For the first time in two years, Japan on Friday reopened its borders to some foreign tourists as it continues to take steps to increase inbound tourism to support the economy as concerns over the Covid-19 pandemic ease.
The government initially opened its borders to tourists from 98 countries and regions on guided tours, with the countries and regions deemed eligible owing to their low risk of Covid-19, reports Xinhua news agency.
Such countries include the US, Britain, China, South Korea, Indonesia and Thailand.
Foreign visitors from this group are exempt from Covid-19 testing upon arrival in Japan and do not need to quarantine for any period of time.
This applies to travellers even if they are unvaccinated against the virus.
The cap, however, is for 20,000 foreign visitors to be allowed into the country per day.
Towards the end of June, the government has said that it expects full-scale tourism to resume, although it remains concerned about a possible spike in infections as more foreign guests arrive from overseas.
In April, the estimated number of foreign visitors to Japan was down 95.2 percent from the same month in 2019 at 139,500 people, the government said in May.
Japan's strict border controls have been heavily criticized by educational institutions and business lobbies as being unnecessarily draconian. In a shift of pace, Japan is now looking to bring its border protocols in line with other G7 major nations.

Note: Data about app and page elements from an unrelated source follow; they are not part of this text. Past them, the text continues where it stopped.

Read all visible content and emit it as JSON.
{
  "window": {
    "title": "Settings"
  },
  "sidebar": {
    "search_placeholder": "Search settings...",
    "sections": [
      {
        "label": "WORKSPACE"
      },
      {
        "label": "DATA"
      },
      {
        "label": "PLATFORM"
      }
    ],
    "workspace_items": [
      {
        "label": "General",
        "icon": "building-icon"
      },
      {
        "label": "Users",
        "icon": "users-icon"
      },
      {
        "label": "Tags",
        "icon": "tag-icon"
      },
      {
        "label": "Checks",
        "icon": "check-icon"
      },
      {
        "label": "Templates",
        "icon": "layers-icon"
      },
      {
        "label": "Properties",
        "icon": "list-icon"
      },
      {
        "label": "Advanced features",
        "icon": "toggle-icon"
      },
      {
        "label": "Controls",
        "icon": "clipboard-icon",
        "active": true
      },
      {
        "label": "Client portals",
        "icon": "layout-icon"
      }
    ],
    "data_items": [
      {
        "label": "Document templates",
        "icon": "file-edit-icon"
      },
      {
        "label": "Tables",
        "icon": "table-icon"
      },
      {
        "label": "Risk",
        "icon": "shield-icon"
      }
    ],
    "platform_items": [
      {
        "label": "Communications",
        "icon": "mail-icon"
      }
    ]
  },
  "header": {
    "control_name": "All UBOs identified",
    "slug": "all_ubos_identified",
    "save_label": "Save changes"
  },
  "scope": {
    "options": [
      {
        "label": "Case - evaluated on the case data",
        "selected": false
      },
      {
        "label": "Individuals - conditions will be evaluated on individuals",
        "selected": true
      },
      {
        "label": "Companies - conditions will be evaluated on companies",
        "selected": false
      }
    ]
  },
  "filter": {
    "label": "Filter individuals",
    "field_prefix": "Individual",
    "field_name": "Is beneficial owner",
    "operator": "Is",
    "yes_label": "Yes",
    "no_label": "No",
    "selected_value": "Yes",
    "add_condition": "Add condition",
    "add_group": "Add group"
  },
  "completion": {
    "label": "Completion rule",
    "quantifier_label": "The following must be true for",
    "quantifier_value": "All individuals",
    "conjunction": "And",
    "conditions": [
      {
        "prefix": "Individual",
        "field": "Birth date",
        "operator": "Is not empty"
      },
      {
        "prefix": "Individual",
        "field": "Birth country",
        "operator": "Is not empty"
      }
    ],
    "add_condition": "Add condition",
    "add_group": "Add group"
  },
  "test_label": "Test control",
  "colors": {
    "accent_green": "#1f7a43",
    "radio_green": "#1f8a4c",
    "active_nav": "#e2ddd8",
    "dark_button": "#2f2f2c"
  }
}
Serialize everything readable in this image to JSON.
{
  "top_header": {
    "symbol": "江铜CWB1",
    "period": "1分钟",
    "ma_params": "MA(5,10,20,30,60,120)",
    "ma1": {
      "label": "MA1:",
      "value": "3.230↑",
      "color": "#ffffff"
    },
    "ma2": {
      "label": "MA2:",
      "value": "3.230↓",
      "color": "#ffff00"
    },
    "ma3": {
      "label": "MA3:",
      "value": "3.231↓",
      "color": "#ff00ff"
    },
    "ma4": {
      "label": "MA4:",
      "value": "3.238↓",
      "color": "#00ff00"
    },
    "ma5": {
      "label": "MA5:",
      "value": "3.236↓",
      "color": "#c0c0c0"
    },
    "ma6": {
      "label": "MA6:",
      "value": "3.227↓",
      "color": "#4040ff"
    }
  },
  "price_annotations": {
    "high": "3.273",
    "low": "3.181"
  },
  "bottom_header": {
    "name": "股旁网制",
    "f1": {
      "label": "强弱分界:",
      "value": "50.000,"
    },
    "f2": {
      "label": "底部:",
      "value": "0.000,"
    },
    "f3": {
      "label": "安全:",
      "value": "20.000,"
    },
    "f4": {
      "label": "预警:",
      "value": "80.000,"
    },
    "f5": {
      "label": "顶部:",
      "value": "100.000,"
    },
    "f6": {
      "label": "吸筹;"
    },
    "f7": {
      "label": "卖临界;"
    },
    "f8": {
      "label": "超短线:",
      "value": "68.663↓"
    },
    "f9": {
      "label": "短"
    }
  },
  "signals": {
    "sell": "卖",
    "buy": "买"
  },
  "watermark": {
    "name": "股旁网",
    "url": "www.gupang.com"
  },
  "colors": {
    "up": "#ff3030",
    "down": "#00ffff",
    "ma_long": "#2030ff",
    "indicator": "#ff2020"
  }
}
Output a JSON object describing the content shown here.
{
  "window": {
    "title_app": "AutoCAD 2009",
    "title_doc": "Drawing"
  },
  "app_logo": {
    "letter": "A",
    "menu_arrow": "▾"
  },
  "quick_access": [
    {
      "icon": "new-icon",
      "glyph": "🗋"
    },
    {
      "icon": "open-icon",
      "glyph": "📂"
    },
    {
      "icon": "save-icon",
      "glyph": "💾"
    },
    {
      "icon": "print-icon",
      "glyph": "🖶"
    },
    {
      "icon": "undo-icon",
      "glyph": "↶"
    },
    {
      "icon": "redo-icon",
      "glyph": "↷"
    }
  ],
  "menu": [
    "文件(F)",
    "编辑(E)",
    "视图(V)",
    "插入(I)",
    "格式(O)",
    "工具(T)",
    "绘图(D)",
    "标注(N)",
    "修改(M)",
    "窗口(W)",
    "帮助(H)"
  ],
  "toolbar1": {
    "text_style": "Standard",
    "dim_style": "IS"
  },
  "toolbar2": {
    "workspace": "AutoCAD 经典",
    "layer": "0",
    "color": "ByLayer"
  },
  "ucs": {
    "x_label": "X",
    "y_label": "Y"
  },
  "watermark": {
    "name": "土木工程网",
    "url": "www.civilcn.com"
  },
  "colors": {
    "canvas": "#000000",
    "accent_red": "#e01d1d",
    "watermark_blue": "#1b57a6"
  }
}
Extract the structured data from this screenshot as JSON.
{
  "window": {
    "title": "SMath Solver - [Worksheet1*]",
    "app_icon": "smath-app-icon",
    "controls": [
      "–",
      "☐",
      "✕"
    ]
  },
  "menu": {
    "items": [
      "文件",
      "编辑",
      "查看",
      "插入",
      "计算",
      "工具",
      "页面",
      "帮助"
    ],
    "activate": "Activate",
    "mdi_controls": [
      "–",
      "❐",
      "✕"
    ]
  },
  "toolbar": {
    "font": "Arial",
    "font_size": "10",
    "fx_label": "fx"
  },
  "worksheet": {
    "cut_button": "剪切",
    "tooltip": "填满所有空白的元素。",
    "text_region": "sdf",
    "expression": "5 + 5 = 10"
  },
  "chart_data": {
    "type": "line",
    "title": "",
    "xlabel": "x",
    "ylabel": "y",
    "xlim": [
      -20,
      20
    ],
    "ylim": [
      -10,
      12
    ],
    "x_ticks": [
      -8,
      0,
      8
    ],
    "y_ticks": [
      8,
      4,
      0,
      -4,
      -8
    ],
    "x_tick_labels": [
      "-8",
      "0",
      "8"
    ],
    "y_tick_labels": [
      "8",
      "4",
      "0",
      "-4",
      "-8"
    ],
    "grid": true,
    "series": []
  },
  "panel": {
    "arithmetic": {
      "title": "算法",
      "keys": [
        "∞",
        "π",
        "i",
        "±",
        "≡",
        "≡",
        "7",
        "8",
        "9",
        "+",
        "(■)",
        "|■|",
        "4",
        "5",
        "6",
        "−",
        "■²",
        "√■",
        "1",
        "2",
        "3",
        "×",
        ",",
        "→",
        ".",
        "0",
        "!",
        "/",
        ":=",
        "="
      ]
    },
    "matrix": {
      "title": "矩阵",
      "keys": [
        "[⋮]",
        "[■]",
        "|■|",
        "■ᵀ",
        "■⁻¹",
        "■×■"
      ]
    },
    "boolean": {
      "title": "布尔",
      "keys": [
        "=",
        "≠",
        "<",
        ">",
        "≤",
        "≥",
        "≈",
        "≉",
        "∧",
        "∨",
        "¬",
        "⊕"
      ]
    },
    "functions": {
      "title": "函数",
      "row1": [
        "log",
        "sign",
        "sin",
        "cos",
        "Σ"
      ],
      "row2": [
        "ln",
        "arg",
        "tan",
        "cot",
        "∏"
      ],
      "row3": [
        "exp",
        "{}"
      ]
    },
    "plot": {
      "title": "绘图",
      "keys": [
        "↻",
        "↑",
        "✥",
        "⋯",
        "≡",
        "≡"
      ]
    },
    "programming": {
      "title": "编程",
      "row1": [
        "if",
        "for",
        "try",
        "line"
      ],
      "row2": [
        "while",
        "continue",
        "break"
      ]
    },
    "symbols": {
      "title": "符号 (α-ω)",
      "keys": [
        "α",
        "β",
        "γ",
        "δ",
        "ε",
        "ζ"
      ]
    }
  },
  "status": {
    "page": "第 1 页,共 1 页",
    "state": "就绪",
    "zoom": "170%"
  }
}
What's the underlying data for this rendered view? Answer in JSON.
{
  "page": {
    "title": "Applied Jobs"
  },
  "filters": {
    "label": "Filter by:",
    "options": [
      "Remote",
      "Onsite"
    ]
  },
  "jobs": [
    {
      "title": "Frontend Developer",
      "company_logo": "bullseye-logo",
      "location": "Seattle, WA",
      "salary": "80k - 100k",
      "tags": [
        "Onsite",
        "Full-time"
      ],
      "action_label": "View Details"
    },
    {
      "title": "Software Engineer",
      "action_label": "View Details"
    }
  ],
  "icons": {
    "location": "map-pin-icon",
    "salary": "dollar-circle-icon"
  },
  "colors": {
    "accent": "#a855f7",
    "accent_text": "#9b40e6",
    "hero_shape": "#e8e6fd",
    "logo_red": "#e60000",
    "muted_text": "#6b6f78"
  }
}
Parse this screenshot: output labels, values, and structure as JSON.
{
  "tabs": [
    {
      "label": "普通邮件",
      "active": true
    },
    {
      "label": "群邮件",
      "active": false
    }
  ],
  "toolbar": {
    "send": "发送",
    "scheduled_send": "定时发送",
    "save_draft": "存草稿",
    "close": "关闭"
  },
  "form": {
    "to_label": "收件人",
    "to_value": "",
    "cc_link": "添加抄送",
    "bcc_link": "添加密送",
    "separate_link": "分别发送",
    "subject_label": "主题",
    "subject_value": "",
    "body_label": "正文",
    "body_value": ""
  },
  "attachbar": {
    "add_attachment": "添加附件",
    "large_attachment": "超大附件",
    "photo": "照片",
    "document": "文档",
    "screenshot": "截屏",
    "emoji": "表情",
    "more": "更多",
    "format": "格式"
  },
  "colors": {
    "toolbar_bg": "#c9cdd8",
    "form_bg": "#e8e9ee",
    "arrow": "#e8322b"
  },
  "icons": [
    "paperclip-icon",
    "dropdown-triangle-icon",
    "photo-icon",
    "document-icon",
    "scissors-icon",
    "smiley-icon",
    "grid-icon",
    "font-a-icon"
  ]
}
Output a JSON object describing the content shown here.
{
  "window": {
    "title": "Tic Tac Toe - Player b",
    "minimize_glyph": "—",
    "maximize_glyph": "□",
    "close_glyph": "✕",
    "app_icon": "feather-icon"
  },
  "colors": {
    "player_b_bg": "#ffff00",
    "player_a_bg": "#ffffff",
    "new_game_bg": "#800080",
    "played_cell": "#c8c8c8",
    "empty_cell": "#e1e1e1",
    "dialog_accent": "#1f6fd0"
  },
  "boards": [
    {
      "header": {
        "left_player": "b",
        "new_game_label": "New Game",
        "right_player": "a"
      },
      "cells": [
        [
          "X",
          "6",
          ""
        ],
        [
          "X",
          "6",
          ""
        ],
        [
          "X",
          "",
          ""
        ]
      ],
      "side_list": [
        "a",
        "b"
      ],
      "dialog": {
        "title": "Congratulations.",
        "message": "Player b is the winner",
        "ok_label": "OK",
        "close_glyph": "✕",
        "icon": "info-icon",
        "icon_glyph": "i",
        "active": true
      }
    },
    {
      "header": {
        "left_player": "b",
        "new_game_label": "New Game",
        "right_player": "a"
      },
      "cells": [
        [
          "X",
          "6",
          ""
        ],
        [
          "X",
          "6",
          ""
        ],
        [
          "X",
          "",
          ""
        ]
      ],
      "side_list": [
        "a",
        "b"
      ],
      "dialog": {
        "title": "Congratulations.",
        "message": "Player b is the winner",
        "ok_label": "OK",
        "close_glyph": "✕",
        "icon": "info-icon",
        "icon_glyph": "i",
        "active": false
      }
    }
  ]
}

Business leaders have called on the government to gradually reopen to inbound tourists to help revive the pandemic-hit economy, and Prime Minister Fumio Kishida has given assurances that Japan will ease border controls "in stages" to bring them on par with other G7 nations.